Reflux and Low Stomach Acid (Hypochlorhydria)

Generally we are told too much stomach acid is to blame for reflux, but we are going to discuss how too little of it can cause the problem.  Firstly, let’s look at what stomach or gastric acid is and what it does.

Gastric acid is a combination of hydrochloric acid, sodium chloride (salt) and potassium chloride.  It is produced by the stomach to help:

  • digest our food, in particular protein
  • kill ingested bacteria, parasites and viruses,
  • absorb nutrients including zinc, B12, Vitamin C, iron, magnesium, calcium and potassium
  • encourage the flow of bile and the release of digestive enzymes to further breakdown food for absorption

When there is an insufficient amount of gastric acid, food and in particular protein, doesn’t breakdown as quickly as it should to pass into the small intestine.  The longer food sits in the stomach the more it putrefies and gases are formed which cause the stomach to bloat and put pressure on the LOS.  Over time this will weaken the LOS leading to reflux.  Further, when there is a decreased level of gastric acid the LOS does not close properly allowing reflux to occur.

There are a number of factors which can cause hypochlorhydria (low levels of stomach acid):

  • High levels of stress are a big factor
  • Fast and processed foods
  • Diets deficient in zinc
  • Antibiotic use
  • Prescription medication
  • Over the counter medications

Next week we will look at the use of Proton Pump Inhibitors, such as Nexium and Losec, in the treatment of reflux.

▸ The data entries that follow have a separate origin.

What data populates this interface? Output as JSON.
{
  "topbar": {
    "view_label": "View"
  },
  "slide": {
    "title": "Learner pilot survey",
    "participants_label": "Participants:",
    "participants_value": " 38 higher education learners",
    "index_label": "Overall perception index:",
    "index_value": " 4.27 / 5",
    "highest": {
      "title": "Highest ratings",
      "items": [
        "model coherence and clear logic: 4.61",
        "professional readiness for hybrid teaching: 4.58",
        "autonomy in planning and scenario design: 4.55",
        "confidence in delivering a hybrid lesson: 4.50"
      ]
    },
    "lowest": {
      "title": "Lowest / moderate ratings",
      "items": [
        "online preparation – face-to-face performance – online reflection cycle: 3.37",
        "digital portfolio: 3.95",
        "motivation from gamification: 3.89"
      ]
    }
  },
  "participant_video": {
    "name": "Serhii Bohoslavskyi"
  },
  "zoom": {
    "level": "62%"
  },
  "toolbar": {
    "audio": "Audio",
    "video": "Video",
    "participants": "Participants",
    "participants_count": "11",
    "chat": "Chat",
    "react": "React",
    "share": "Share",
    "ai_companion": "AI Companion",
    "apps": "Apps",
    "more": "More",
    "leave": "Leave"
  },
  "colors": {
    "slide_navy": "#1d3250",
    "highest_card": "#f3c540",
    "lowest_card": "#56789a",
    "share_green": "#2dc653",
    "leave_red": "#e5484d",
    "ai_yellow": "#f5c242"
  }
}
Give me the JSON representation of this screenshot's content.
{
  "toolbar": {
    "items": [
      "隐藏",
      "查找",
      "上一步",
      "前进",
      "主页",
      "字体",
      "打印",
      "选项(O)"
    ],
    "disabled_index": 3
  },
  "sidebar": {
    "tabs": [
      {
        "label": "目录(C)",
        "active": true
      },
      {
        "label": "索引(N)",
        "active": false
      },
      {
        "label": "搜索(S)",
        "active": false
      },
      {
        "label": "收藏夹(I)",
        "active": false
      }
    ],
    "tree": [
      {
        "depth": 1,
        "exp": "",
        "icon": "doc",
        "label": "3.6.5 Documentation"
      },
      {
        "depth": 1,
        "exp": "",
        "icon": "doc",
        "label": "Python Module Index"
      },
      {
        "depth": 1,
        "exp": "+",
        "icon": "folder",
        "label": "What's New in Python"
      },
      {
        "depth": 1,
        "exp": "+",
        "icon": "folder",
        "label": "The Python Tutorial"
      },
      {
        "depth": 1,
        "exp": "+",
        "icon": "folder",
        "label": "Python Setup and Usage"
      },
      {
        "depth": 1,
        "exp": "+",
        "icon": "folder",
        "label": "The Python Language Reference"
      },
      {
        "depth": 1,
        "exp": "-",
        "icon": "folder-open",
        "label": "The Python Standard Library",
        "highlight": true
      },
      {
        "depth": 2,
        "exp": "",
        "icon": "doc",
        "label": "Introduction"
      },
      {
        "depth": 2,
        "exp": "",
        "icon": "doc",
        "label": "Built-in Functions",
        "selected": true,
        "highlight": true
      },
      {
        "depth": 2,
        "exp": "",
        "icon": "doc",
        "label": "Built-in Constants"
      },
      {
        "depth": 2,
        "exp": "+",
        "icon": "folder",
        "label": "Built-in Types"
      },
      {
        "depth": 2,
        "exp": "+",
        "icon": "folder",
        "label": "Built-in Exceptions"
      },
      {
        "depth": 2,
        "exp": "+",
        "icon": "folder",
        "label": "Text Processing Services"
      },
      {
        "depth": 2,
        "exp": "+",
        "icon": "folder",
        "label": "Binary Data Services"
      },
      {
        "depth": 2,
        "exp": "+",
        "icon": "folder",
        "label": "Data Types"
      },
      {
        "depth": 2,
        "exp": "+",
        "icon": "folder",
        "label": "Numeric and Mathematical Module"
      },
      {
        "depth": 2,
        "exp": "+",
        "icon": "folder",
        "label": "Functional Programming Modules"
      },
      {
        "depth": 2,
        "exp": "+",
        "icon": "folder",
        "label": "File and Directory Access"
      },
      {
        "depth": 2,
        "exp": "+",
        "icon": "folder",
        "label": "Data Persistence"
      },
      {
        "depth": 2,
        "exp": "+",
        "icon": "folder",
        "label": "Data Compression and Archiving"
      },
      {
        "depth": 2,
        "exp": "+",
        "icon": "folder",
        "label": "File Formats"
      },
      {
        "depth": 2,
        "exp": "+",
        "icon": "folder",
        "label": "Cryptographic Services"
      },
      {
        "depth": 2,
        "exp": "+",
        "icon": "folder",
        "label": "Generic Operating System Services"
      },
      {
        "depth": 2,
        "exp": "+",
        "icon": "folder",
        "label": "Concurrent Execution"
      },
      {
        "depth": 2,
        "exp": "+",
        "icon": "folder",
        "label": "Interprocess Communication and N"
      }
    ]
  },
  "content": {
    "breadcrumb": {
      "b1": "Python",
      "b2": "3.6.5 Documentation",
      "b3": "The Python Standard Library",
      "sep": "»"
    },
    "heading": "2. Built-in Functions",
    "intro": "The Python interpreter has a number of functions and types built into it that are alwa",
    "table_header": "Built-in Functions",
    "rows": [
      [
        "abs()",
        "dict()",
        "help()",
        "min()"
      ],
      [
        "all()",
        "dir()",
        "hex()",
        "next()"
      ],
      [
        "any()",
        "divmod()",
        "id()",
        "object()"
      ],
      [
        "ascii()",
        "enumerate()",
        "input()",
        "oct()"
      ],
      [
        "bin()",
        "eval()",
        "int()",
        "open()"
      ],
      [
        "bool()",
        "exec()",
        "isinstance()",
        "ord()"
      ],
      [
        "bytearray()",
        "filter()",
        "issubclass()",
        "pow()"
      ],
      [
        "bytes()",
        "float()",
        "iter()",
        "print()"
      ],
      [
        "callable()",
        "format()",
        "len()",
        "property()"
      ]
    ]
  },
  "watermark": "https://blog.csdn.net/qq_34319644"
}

This information is of a general nature only and doesn’t take into account any person’s individual situation.  It does not replace any information provided specifically for you by your health care professional.  Never stop or start a new treatment without discussing it first with your health care provider.